The Reason Bitcoin Isn’t Money

You could buy a Domino’s pizza with bitcoin if you wanted to. A large pepperoni pizza will cost about $13. The cost to process the transaction with bitcoins will add about 88% to the price.

That’s right. You must pay to use bitcoins. This isn’t unusual. You also pay to use a credit card, PayPal or Square devices at the checkout counter. The difference is that the fees for the cryptocurrency are steep.


Transaction fees vary. Some payment processors charge less. With credit cards, fees are different for online purchases or when the merchant keys in the card number.

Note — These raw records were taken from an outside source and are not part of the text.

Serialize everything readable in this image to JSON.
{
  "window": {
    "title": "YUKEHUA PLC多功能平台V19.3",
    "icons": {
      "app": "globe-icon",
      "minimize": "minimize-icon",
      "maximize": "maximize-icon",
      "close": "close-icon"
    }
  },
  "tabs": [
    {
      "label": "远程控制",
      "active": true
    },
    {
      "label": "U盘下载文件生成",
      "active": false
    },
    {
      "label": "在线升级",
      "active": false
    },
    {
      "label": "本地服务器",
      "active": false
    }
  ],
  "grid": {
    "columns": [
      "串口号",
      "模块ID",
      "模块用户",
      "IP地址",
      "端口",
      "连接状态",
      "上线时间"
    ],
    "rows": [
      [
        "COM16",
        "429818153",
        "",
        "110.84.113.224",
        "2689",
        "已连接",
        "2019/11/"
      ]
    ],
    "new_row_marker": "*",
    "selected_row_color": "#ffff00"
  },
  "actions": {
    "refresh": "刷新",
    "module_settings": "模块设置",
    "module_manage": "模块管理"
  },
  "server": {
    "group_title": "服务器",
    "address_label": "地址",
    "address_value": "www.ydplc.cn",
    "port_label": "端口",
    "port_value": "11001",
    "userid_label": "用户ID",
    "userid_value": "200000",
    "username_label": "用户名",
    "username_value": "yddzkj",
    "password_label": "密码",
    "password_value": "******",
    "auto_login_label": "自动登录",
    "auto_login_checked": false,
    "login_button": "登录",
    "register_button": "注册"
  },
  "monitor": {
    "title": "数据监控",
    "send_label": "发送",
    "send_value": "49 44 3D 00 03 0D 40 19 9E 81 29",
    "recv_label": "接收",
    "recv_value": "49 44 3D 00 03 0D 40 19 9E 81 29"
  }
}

But, credit card fees are always small.

On the other hand, the fees for bitcoin for everyday transactions are prohibitive.

Fees are high because transferring ownership of coins is expensive. Bitcoin is a digital currency. It exists only online.

Transferring coins involves the blockchain, a futuristic technology that’s here today. This technology uses large amounts of electricity. It requires expensive hardware. Consumers must pay those costs.

The Future of Bitcoin

These high transaction fees don’t mean the cryptocurrency isn’t useful. Some merchants accept it to benefit from an image of high tech. Others accept it because it’s an excellent way to avoid scrutiny.

Bitcoin transactions can be anonymous. This makes the currency ideal for purchasing marijuana in states where it’s illegal. Where marijuana is legal, stores can’t accept credit cards, so the digital currency is more convenient than cash.

For any illegal transaction, bitcoin might be your best choice. For law abiding citizens, the cryptocurrency is for speculation and it’s unlikely to ever be money.

With that in mind, speculation in bitcoin can be profitable. But, digital currencies aren’t changing the way you shop.


Michael Carr, CMT
Editor, Precision Profits